A man first charged with robbing banks in the 1980s was ordered held in lieu of $50,000 bail today on charges he robbed three banks in the Back Bay over the past couple of weeks, the Suffolk County District Attorney's office reports.
William Sequiera, 59, a Bostonian who moved to Providence after being released from federal custody four years ago - from what was originally a nearly 27-year sentence for bank robbery - was arrested Wednesday on charges he held up the Santander Bank branch at Berkeley Street and St. James Avenue around 2:35 p.m. on Sept. 27, the M&T Bank branch at 425 Boylston St. around 4 p.m. on Sept. 28 and the Citizens Bank branch at 426 Boylston St. around 3:30 p.m. yesterday.
It turned out that members of the FBI's joint violent-crime task force were waiting for him at the Citizen's branch - which they had staked out after the two earlier robberies - the DA's office reports:
Task force members saw the man, identified as Sequeira, walk from one teller’s desk to another repeatedly demanding "give me hundreds" and placed him under arrest.
The DA's office said that in the robberies last week, Sequeira threatened to shoot tellers if they didn't give him money, specifically, hundred-dollar bills. He made $590 in the first robbery and left the second bank with $388.
In 1989, Sequeira, then living in Lynn, was sentenced to 9 1/2 years in prison after he was convicted in federal court for robbing 12 banks in the Boston area. After his release, in 1997, he and two other man were arrested on charges they held up a bank in Cranston, RI at gunpoint. They were caught when the get-away driver spun out on I-95 near the Connecticut line.

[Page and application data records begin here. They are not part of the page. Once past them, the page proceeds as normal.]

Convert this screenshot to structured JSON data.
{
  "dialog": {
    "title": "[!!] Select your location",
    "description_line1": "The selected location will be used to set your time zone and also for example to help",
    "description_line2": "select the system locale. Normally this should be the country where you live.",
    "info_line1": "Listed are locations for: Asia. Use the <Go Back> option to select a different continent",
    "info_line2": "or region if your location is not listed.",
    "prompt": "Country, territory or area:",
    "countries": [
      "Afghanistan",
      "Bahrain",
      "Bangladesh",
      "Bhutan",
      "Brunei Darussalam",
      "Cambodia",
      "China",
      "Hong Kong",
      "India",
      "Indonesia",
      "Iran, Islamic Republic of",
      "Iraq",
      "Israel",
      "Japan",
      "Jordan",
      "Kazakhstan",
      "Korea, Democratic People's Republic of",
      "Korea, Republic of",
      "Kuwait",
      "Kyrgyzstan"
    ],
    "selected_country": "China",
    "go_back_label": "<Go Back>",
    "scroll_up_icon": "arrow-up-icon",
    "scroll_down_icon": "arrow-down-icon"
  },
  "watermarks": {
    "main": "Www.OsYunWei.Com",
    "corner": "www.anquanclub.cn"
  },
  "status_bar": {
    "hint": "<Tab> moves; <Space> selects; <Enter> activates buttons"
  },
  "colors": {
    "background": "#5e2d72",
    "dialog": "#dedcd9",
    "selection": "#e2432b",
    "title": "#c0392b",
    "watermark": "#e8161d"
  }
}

Sequeira pleaded guilty, again in federal court, and was sentenced in 1998 to nearly 27 years in prison. Late in 2017, however, a federal judge vacated his sentence. The court ruled that his sentencing, which used his declaration as an armed career criminal under Massachusetts state law no longer applied, after a 2015 Supreme Court ruling, because the way Massachusetts defined armed robbery did not make it a federal "crime of violence" that could be used to increase a person's federal sentence as an armed career criminal.